The enclosed white cube of the art gallery represses its context, its history, and its own status as a place of business. Our design for the Victoria Munroe Gallery, a 3,200 square foot space in a converted bakery building in the heart of SoHo, attempts to address and redress these strategies of concealment. The project attempts to expose the original context of the building, a site which sheltered another form of production. We left intact the existing cracking and peeling concrete walls, the ceiling and beams as well as the graffiti-covered brick shell of the original fire stair.

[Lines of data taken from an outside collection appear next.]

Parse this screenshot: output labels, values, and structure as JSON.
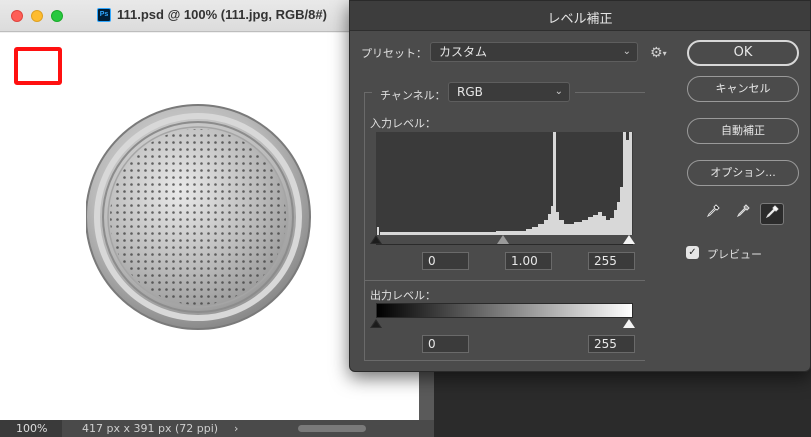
{
  "document": {
    "title": "111.psd @ 100% (111.jpg, RGB/8#)",
    "app_icon": "Ps",
    "zoom": "100%",
    "doc_size": "417 px x 391 px (72 ppi)",
    "status_arrow": "›"
  },
  "dialog": {
    "title": "レベル補正",
    "preset": {
      "label": "プリセット：",
      "value": "カスタム"
    },
    "channel": {
      "label": "チャンネル：",
      "value": "RGB"
    },
    "input_levels": {
      "label": "入力レベル：",
      "black": "0",
      "gamma": "1.00",
      "white": "255"
    },
    "output_levels": {
      "label": "出力レベル：",
      "black": "0",
      "white": "255"
    },
    "buttons": {
      "ok": "OK",
      "cancel": "キャンセル",
      "auto": "自動補正",
      "options": "オプション..."
    },
    "preview": {
      "label": "プレビュー",
      "checked": true,
      "check_glyph": "✓"
    },
    "eyedroppers": [
      "black-eyedropper-icon",
      "gray-eyedropper-icon",
      "white-eyedropper-icon"
    ],
    "gear_icon": "⚙",
    "gear_chevron": "▾",
    "dropdown_chevron": "⌄"
  },
  "colors": {
    "dialog_bg": "#4b4b4b",
    "annotation_red": "#ff1010",
    "histogram_bg": "#3a3a3a"
  }
}
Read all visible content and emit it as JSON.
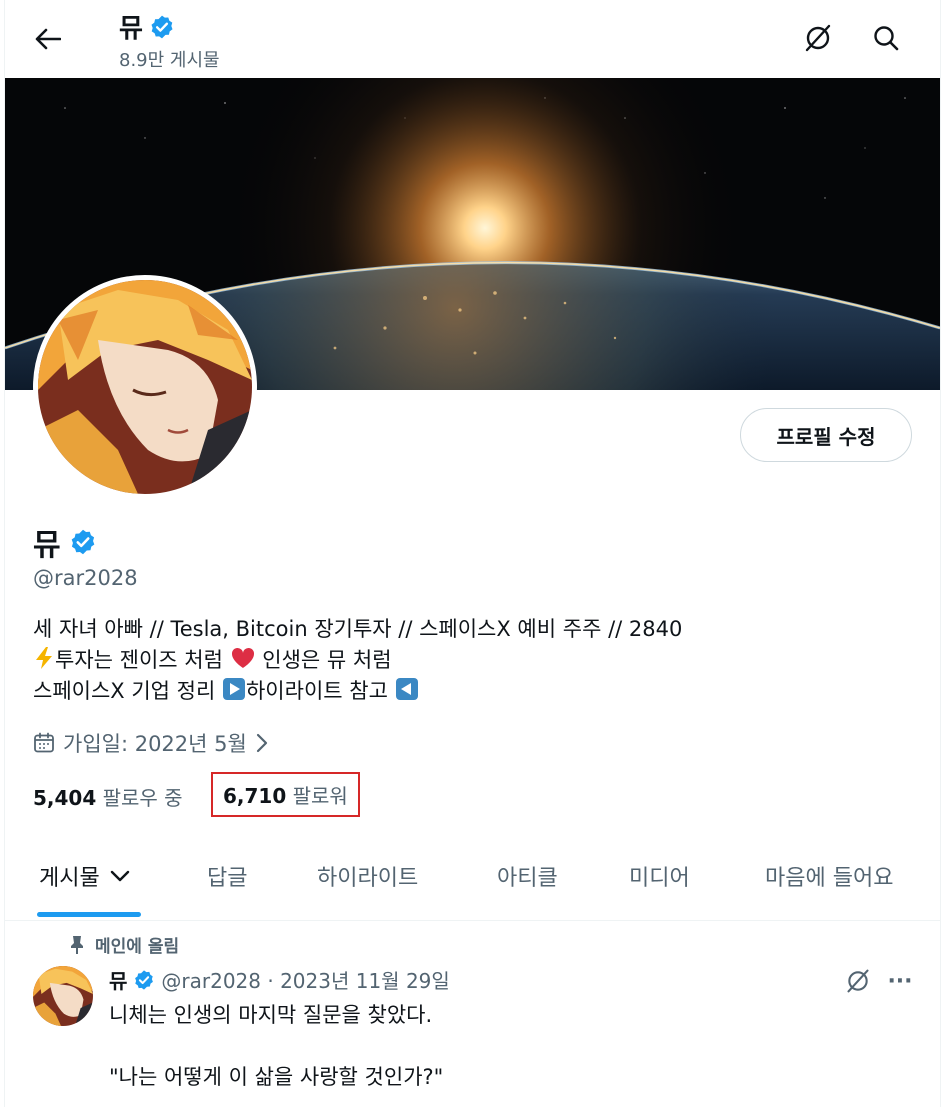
{
  "header": {
    "name": "뮤",
    "post_count": "8.9만 게시물"
  },
  "profile": {
    "edit_button": "프로필 수정",
    "name": "뮤",
    "handle": "@rar2028",
    "bio": {
      "line1": "세 자녀 아빠 // Tesla, Bitcoin 장기투자 // 스페이스X 예비 주주 // 2840",
      "line2_a": "투자는 젠이즈 처럼",
      "line2_b": "인생은 뮤 처럼",
      "line3_a": "스페이스X 기업 정리",
      "line3_b": "하이라이트 참고"
    },
    "joined": "가입일: 2022년 5월",
    "following_count": "5,404",
    "following_label": "팔로우 중",
    "followers_count": "6,710",
    "followers_label": "팔로워"
  },
  "tabs": [
    "게시물",
    "답글",
    "하이라이트",
    "아티클",
    "미디어",
    "마음에 들어요"
  ],
  "post": {
    "pinned_label": "메인에 올림",
    "name": "뮤",
    "meta": "@rar2028 · 2023년 11월 29일",
    "more": "···",
    "line1": "니체는 인생의 마지막 질문을 찾았다.",
    "line2": "\"나는 어떻게 이 삶을 사랑할 것인가?\""
  },
  "colors": {
    "accent": "#1d9bf0",
    "highlight_box": "#d62828",
    "secondary_text": "#536471"
  },
  "icons": [
    "back-arrow-icon",
    "verified-badge-icon",
    "grok-icon",
    "search-icon",
    "calendar-icon",
    "chevron-right-icon",
    "chevron-down-icon",
    "pin-icon",
    "more-icon",
    "lightning-emoji",
    "heart-emoji",
    "play-emoji",
    "reverse-emoji"
  ]
}
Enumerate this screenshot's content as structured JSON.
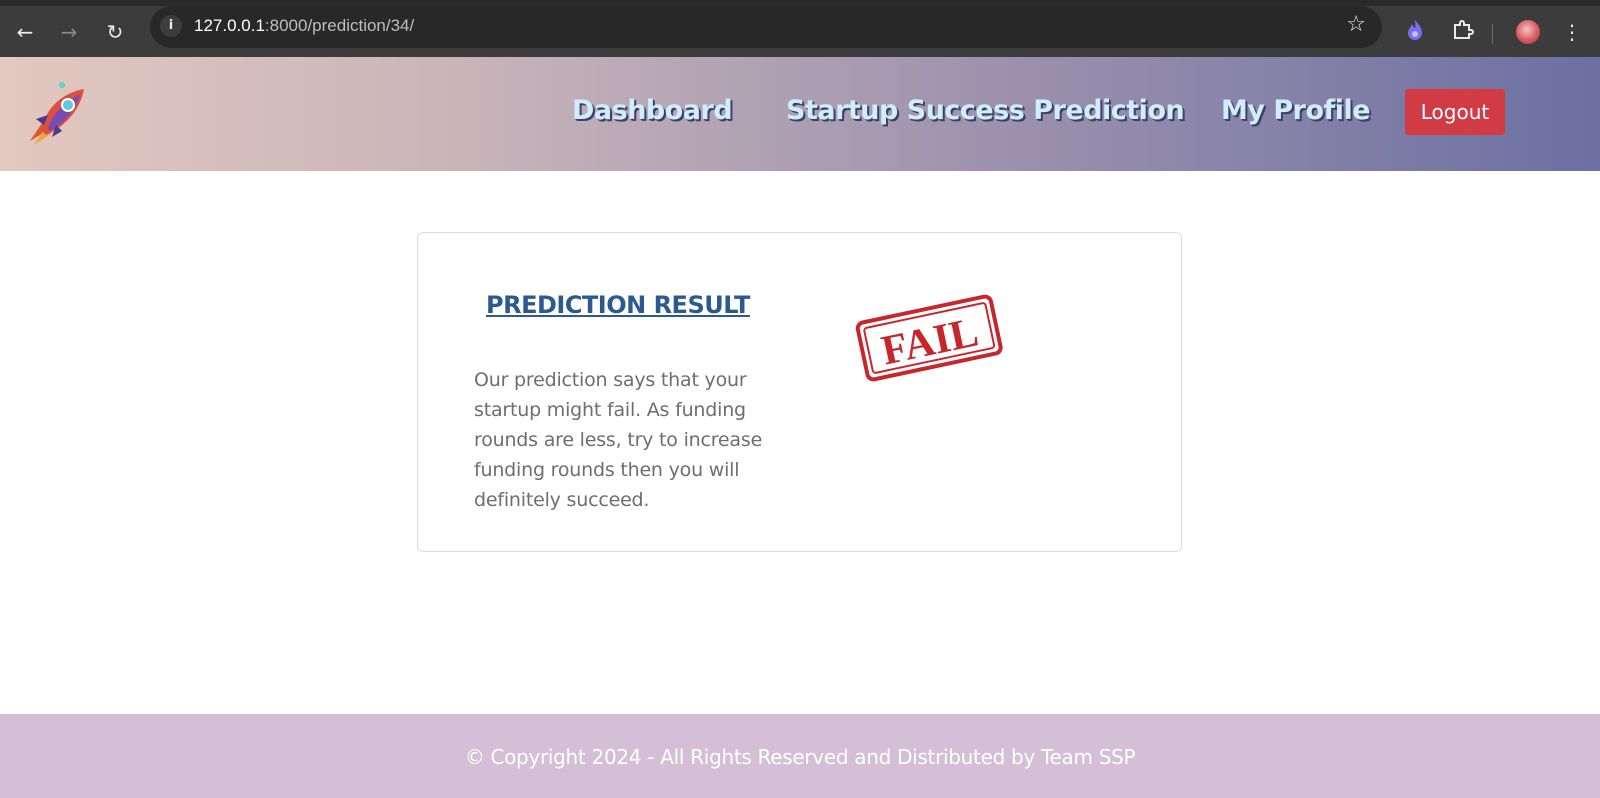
{
  "browser": {
    "url_host": "127.0.0.1",
    "url_rest": ":8000/prediction/34/"
  },
  "header": {
    "nav": {
      "dashboard": "Dashboard",
      "prediction": "Startup Success Prediction",
      "profile": "My Profile"
    },
    "logout_label": "Logout"
  },
  "card": {
    "title": "PREDICTION RESULT",
    "message": "Our prediction says that your startup might fail. As funding rounds are less, try to increase funding rounds then you will definitely succeed.",
    "stamp_text": "FAIL"
  },
  "footer": {
    "copyright": "© Copyright 2024 - All Rights Reserved and Distributed by Team SSP"
  },
  "colors": {
    "nav_text": "#cfeef9",
    "logout_bg": "#d13b45",
    "title": "#2c5a8e",
    "stamp": "#c8262d",
    "footer_bg": "#d4bfd6"
  },
  "icons": [
    "back-arrow-icon",
    "forward-arrow-icon",
    "reload-icon",
    "site-info-icon",
    "bookmark-star-icon",
    "extension-flame-icon",
    "extensions-puzzle-icon",
    "profile-avatar-icon",
    "menu-dots-icon",
    "rocket-logo-icon"
  ]
}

All the elements of our intervention to transform the space into a gallery are treated as independent planes that flow free of and are juxtaposed against, the preexisting forms. New white walls float in front of the brick fire stair, transforming this found space into an intimate gallery for the display of small objects. The context of the existing gallery is further revealed by inverting the disposition of typically concealed spaces, such as the “back room” where business is conducted, and making them immediately visible upon entry into the gallery. Joining the main gallery spaces, a longitudinal axis leads the viewer to a window which provides a view of the city street below, connecting the rarefied world of the art object to that of everyday life.
|Location||New York, NY|